Today, tattoos are more fashionable than ever among both men and women. A Harris poll reported that about one out of two millennials have one, and 36% of Gen Xers do, too.
But are tattoos bad for your body even though they look bitchin’?
Scientific research has shown that skin covered by a tattoo sweated less than bare skin. “The tattooing process involves permanently depositing ink under the skin at a similar depth as eccrine sweat glands (3-5 mm),” the study explained. The subcutaneous ink prevents the body’s natural ability to secrete perspiration.
The researchers also found higher concentrations of sodium (salt) in sweat that was released from tattooed skin, raising the possibility that tattoos may also interfere with the body’s natural process of reabsorbing through the skin the sodium and other electrolytes (nutrients) released by perspiration.
People with tattoos covering large areas of their bodies may be jeopardizing their body’s inborn cooling system and the ability to retain vital nutrients.
An article in Natural News cautioned that “colored tattoos can increase the risk of cancer” due to the chemical titanium dioxide which is an ingredient in pigmented tattoo dyes. Other toxic heavy metals are also present in commercial tattoo dyes.
German scientists had concluded that tattooing “increases the proportion of toxic elements in the body,” notably “in skin and lymph node specimens.” The lymph nodes filter lymph to identify and fight infection.
Swollen, dyed lymph nodes have been linked to cancer, although more research is needed to confirm this theory. Hiram Castillo, one of the study authors from the European Synchrotron Radiation Facility in France, explained the error of many people’s thinking:

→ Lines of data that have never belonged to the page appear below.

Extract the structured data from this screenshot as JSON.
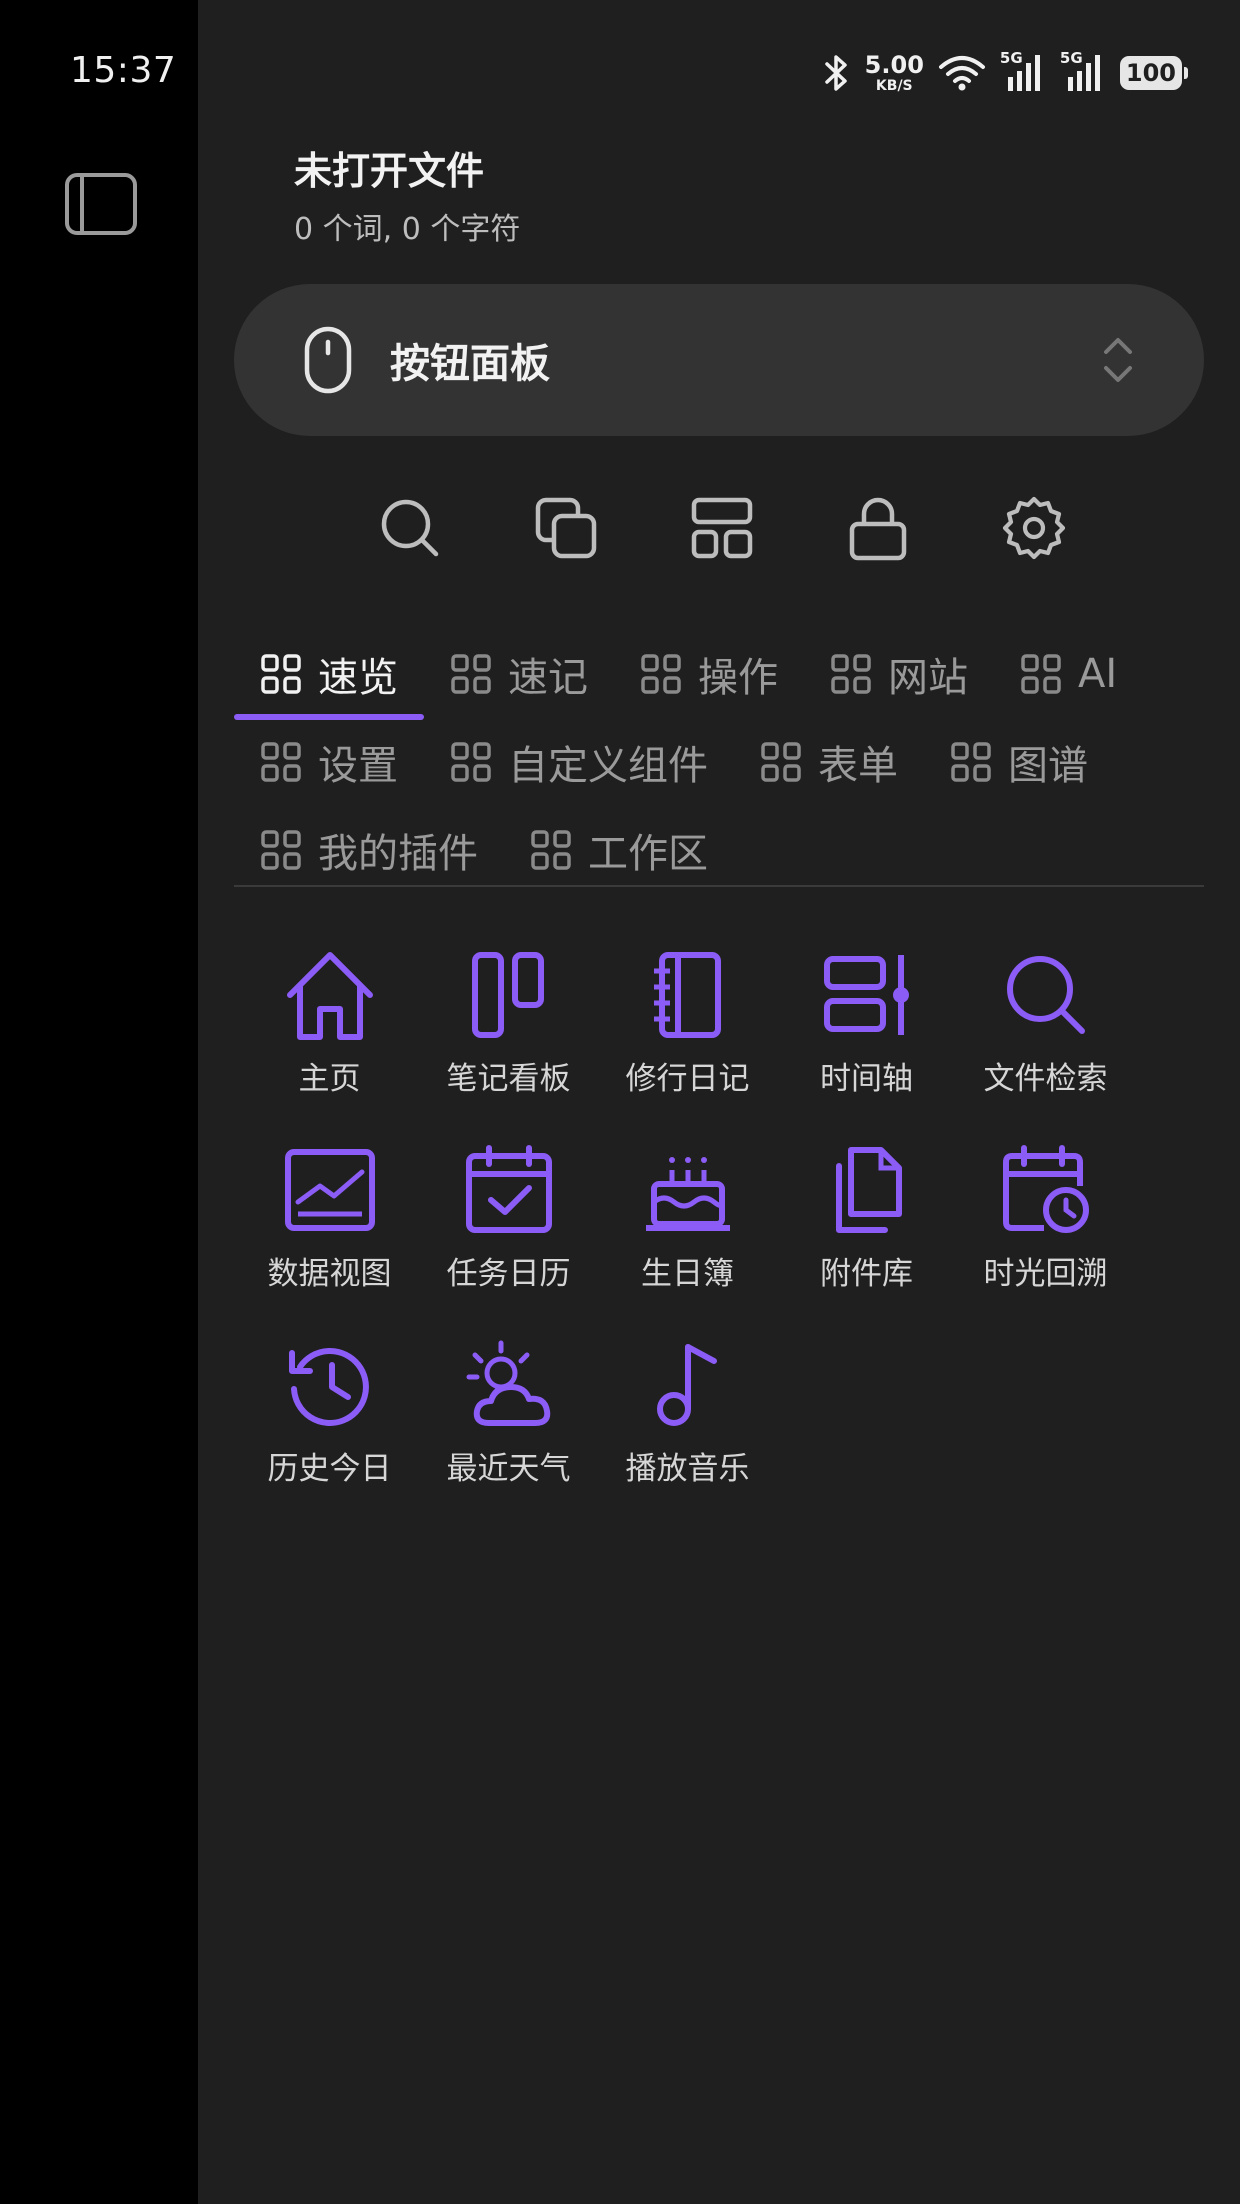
{
  "status_bar": {
    "time": "15:37",
    "net_speed_value": "5.00",
    "net_speed_unit": "KB/S",
    "signal_1_label": "5G",
    "signal_2_label": "5G",
    "battery": "100",
    "icons": [
      "bluetooth-icon",
      "wifi-icon",
      "cellular-signal-icon",
      "cellular-signal-icon"
    ]
  },
  "file_info": {
    "title": "未打开文件",
    "stats": "0 个词, 0 个字符"
  },
  "panel_selector": {
    "label": "按钮面板",
    "icon": "mouse-icon"
  },
  "toolbar": {
    "buttons": [
      "search-icon",
      "copy-icon",
      "layout-icon",
      "lock-icon",
      "gear-icon"
    ]
  },
  "tabs": [
    {
      "label": "速览",
      "active": true
    },
    {
      "label": "速记",
      "active": false
    },
    {
      "label": "操作",
      "active": false
    },
    {
      "label": "网站",
      "active": false
    },
    {
      "label": "AI",
      "active": false
    },
    {
      "label": "设置",
      "active": false
    },
    {
      "label": "自定义组件",
      "active": false
    },
    {
      "label": "表单",
      "active": false
    },
    {
      "label": "图谱",
      "active": false
    },
    {
      "label": "我的插件",
      "active": false
    },
    {
      "label": "工作区",
      "active": false
    }
  ],
  "items": [
    {
      "label": "主页",
      "icon": "home-icon"
    },
    {
      "label": "笔记看板",
      "icon": "kanban-icon"
    },
    {
      "label": "修行日记",
      "icon": "notebook-icon"
    },
    {
      "label": "时间轴",
      "icon": "timeline-icon"
    },
    {
      "label": "文件检索",
      "icon": "search-icon"
    },
    {
      "label": "数据视图",
      "icon": "chart-icon"
    },
    {
      "label": "任务日历",
      "icon": "calendar-check-icon"
    },
    {
      "label": "生日簿",
      "icon": "cake-icon"
    },
    {
      "label": "附件库",
      "icon": "files-icon"
    },
    {
      "label": "时光回溯",
      "icon": "calendar-clock-icon"
    },
    {
      "label": "历史今日",
      "icon": "history-icon"
    },
    {
      "label": "最近天气",
      "icon": "weather-icon"
    },
    {
      "label": "播放音乐",
      "icon": "music-note-icon"
    }
  ],
  "colors": {
    "accent": "#8b5cf6",
    "panel_bg": "#1f1f1f",
    "selector_bg": "#333333"
  }
}
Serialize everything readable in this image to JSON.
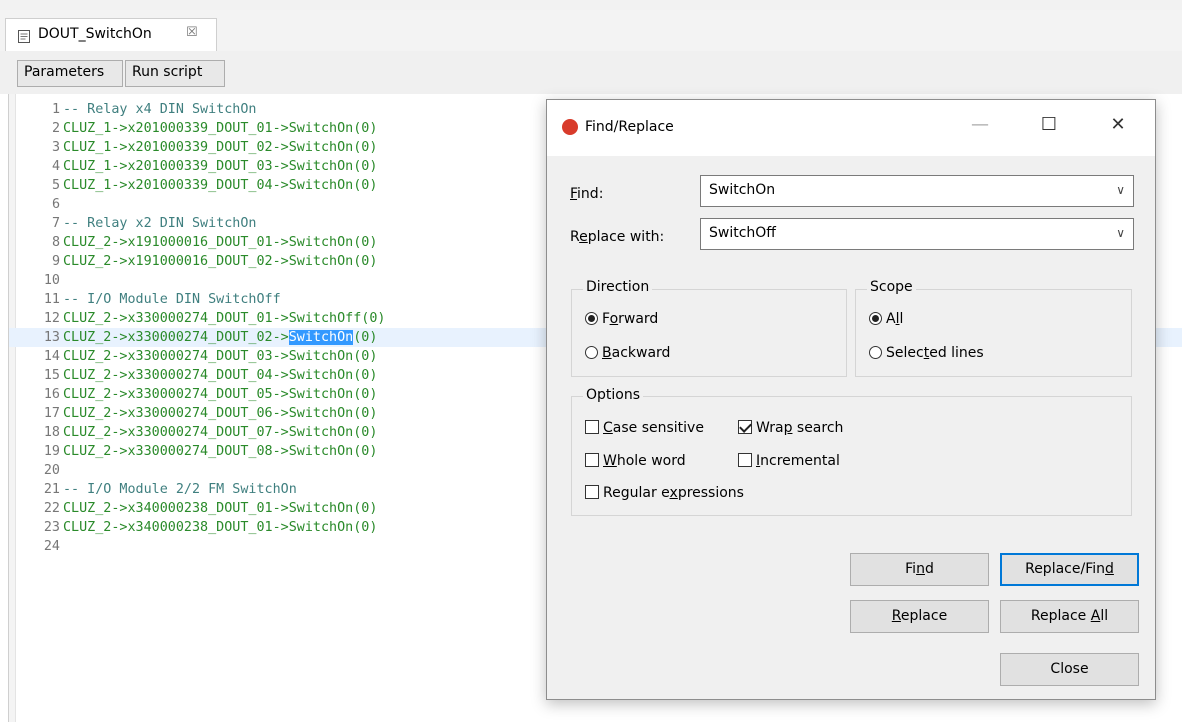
{
  "editor_tab": {
    "title": "DOUT_SwitchOn",
    "close_glyph": "☒"
  },
  "toolbar": {
    "parameters_label": "Parameters",
    "run_script_label": "Run script"
  },
  "code_lines": [
    {
      "n": "1",
      "text": "-- Relay x4 DIN SwitchOn",
      "kind": "comment"
    },
    {
      "n": "2",
      "text": "CLUZ_1->x201000339_DOUT_01->SwitchOn(0)",
      "kind": "code"
    },
    {
      "n": "3",
      "text": "CLUZ_1->x201000339_DOUT_02->SwitchOn(0)",
      "kind": "code"
    },
    {
      "n": "4",
      "text": "CLUZ_1->x201000339_DOUT_03->SwitchOn(0)",
      "kind": "code"
    },
    {
      "n": "5",
      "text": "CLUZ_1->x201000339_DOUT_04->SwitchOn(0)",
      "kind": "code"
    },
    {
      "n": "6",
      "text": "",
      "kind": "code"
    },
    {
      "n": "7",
      "text": "-- Relay x2 DIN SwitchOn",
      "kind": "comment"
    },
    {
      "n": "8",
      "text": "CLUZ_2->x191000016_DOUT_01->SwitchOn(0)",
      "kind": "code"
    },
    {
      "n": "9",
      "text": "CLUZ_2->x191000016_DOUT_02->SwitchOn(0)",
      "kind": "code"
    },
    {
      "n": "10",
      "text": "",
      "kind": "code"
    },
    {
      "n": "11",
      "text": "-- I/O Module DIN SwitchOff",
      "kind": "comment"
    },
    {
      "n": "12",
      "text": "CLUZ_2->x330000274_DOUT_01->SwitchOff(0)",
      "kind": "code"
    },
    {
      "n": "13",
      "text": "CLUZ_2->x330000274_DOUT_02->",
      "kind": "code",
      "selected": "SwitchOn",
      "after": "(0)"
    },
    {
      "n": "14",
      "text": "CLUZ_2->x330000274_DOUT_03->SwitchOn(0)",
      "kind": "code"
    },
    {
      "n": "15",
      "text": "CLUZ_2->x330000274_DOUT_04->SwitchOn(0)",
      "kind": "code"
    },
    {
      "n": "16",
      "text": "CLUZ_2->x330000274_DOUT_05->SwitchOn(0)",
      "kind": "code"
    },
    {
      "n": "17",
      "text": "CLUZ_2->x330000274_DOUT_06->SwitchOn(0)",
      "kind": "code"
    },
    {
      "n": "18",
      "text": "CLUZ_2->x330000274_DOUT_07->SwitchOn(0)",
      "kind": "code"
    },
    {
      "n": "19",
      "text": "CLUZ_2->x330000274_DOUT_08->SwitchOn(0)",
      "kind": "code"
    },
    {
      "n": "20",
      "text": "",
      "kind": "code"
    },
    {
      "n": "21",
      "text": "-- I/O Module 2/2 FM SwitchOn",
      "kind": "comment"
    },
    {
      "n": "22",
      "text": "CLUZ_2->x340000238_DOUT_01->SwitchOn(0)",
      "kind": "code"
    },
    {
      "n": "23",
      "text": "CLUZ_2->x340000238_DOUT_01->SwitchOn(0)",
      "kind": "code"
    },
    {
      "n": "24",
      "text": "",
      "kind": "code"
    }
  ],
  "dialog": {
    "title": "Find/Replace",
    "minimize_glyph": "—",
    "maximize_glyph": "☐",
    "close_glyph": "✕",
    "find_label": {
      "pre": "",
      "key": "F",
      "post": "ind:"
    },
    "find_value": "SwitchOn",
    "replace_label": {
      "pre": "R",
      "key": "e",
      "post": "place with:"
    },
    "replace_value": "SwitchOff",
    "direction": {
      "title": "Direction",
      "forward": {
        "pre": "F",
        "key": "o",
        "post": "rward",
        "checked": true
      },
      "backward": {
        "pre": "",
        "key": "B",
        "post": "ackward",
        "checked": false
      }
    },
    "scope": {
      "title": "Scope",
      "all": {
        "pre": "A",
        "key": "l",
        "post": "l",
        "checked": true
      },
      "selected_lines": {
        "pre": "Selec",
        "key": "t",
        "post": "ed lines",
        "checked": false
      }
    },
    "options": {
      "title": "Options",
      "case_sensitive": {
        "pre": "",
        "key": "C",
        "post": "ase sensitive",
        "checked": false
      },
      "wrap_search": {
        "pre": "Wra",
        "key": "p",
        "post": " search",
        "checked": true
      },
      "whole_word": {
        "pre": "",
        "key": "W",
        "post": "hole word",
        "checked": false
      },
      "incremental": {
        "pre": "",
        "key": "I",
        "post": "ncremental",
        "checked": false
      },
      "regular_expressions": {
        "pre": "Regular e",
        "key": "x",
        "post": "pressions",
        "checked": false
      }
    },
    "buttons": {
      "find": {
        "pre": "Fi",
        "key": "n",
        "post": "d"
      },
      "replace_find": {
        "pre": "Replace/Fin",
        "key": "d",
        "post": ""
      },
      "replace": {
        "pre": "",
        "key": "R",
        "post": "eplace"
      },
      "replace_all": {
        "pre": "Replace ",
        "key": "A",
        "post": "ll"
      },
      "close": {
        "pre": "Close",
        "key": "",
        "post": ""
      }
    }
  },
  "colors": {
    "comment": "#3f7f7f",
    "code": "#2a8a2a",
    "selection": "#3399ff",
    "current_line": "#e8f2fe",
    "default_button_border": "#0078d7"
  }
}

“When someone wants to get a tattoo, they are often very careful in choosing a parlour where they use sterile needles that haven’t been used previously. No one checks the chemical composition of the colours, but our study shows that maybe they should.”
The U.S. Federal Drug Administration (FDA) does not regulate most tattoo ink. Blood-borne diseases have been spread by bacteria-laden products.
The FDA lists these health risks associated with tattooing:
- Removal problems
- Allergic reactions
- Granulomas (nodules or bumps)
- Keloid formation (scarring)
- MRI complications (swelling and burning)
But often overlooked is a very common problem with getting a tattoo, no matter where and no matter how big or small: buyer’s remorse.
Remember, ladies, that cute little butterfly on your left breast that you got to celebrate your personal liberation on your 21st birthday might wind up looking like a scary pterodactyl when you get older after nature takes its course. Just sayin’.